As I tracked north to the mouth of the Howard River I passed by another isolation facility, but this time it’s the Darwin prison. It’s distinctive razor wire fencing, and circular spoke style accommodation leaves us in no doubt as to what its purpose is.
The Howard River feeds into Shoal Bay, a popular fishing spot but also a location where the unfamiliar fishermen can become trapped on a changing tide due to the shallow nature of the bay.
Approaching the mouth of the Howard River I saw an unusual sight, but one which was familiar due to an event which had happened in the heart of Darwin a few days earlier. I was meeting with a colleague on the fifth floor of my office building in the centre of Darwin when the thunderous sound of three Tiger helicopters, one behind each other flew up one of the streets just outside our building. An incredibly impressive display of professional flying, but I was too slow to take a photograph or video with my phone.
Suddenly, as I approached the mouth of the Howard River at 500 feet those same three helicopters were at my 12 o’clock. They were tracking East; I was tracking north, and they were probably a kilometre in front of me. I continued north across Shoal Bay and then decided to turn east to try and get a photograph of the helicopters, which by now were some distance away over the mudflats east of Shoal Bay.
As you can see from the photographs. There was quite some distance between myself and the helicopters. However, suddenly I noticed that the helicopters were getting bigger.
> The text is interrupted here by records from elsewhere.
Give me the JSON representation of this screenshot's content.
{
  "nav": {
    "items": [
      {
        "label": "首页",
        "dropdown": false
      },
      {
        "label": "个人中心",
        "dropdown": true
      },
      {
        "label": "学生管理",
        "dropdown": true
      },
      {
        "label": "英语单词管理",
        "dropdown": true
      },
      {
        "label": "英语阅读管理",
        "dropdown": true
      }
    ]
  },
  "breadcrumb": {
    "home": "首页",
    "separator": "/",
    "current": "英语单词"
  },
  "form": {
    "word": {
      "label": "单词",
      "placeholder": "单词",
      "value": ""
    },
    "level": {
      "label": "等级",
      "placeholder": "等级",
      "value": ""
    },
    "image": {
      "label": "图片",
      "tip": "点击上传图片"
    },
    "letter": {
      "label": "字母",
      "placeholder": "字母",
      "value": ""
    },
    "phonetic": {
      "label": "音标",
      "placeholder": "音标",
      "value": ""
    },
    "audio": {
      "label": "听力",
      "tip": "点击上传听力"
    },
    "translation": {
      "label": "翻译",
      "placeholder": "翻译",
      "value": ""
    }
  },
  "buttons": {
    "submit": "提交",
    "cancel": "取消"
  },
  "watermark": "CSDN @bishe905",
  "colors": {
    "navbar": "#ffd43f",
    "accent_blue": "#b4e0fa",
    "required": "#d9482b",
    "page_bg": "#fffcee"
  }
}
That’s when I decided it was my time to turn around and resume my flight along Gunn point. What happened next will stay as a cherished moment for me as an ultralight pilot. I was flying along the beach while at a safe distance out over the water. The three helicopters were flying in tandem keeping up with my rather slow speed of 50 knots. We flew in company for about half the length of Gunn point before the helicopters turned towards me flying behind me to track back to Darwin.
I am not sure what the camping folk along Gunn point made of this interesting spectacle, but you couldn’t wipe the smile off my face until long after I’d landed back at MKT airfield.
As these three impressive fighting machines transformed into three small dots on the horizon. It did give me a chance to reflect on the importance of the day; Anzac Day. Lest we forget.
View the album online at SmugMug or watch the slideshow.
Content used in blog and podcast:
- Last Post Courtesy of Bugle Calls – ANZAC Day Commemoration Committee
- Blog intro Licenced from Adobe Stock – Uplifting-Epic-Inspiration_AdobeStock_353755688
- Helicopter Sound Effect – https://www.soundjay.com/
- Photographs and video copyright Mark Christie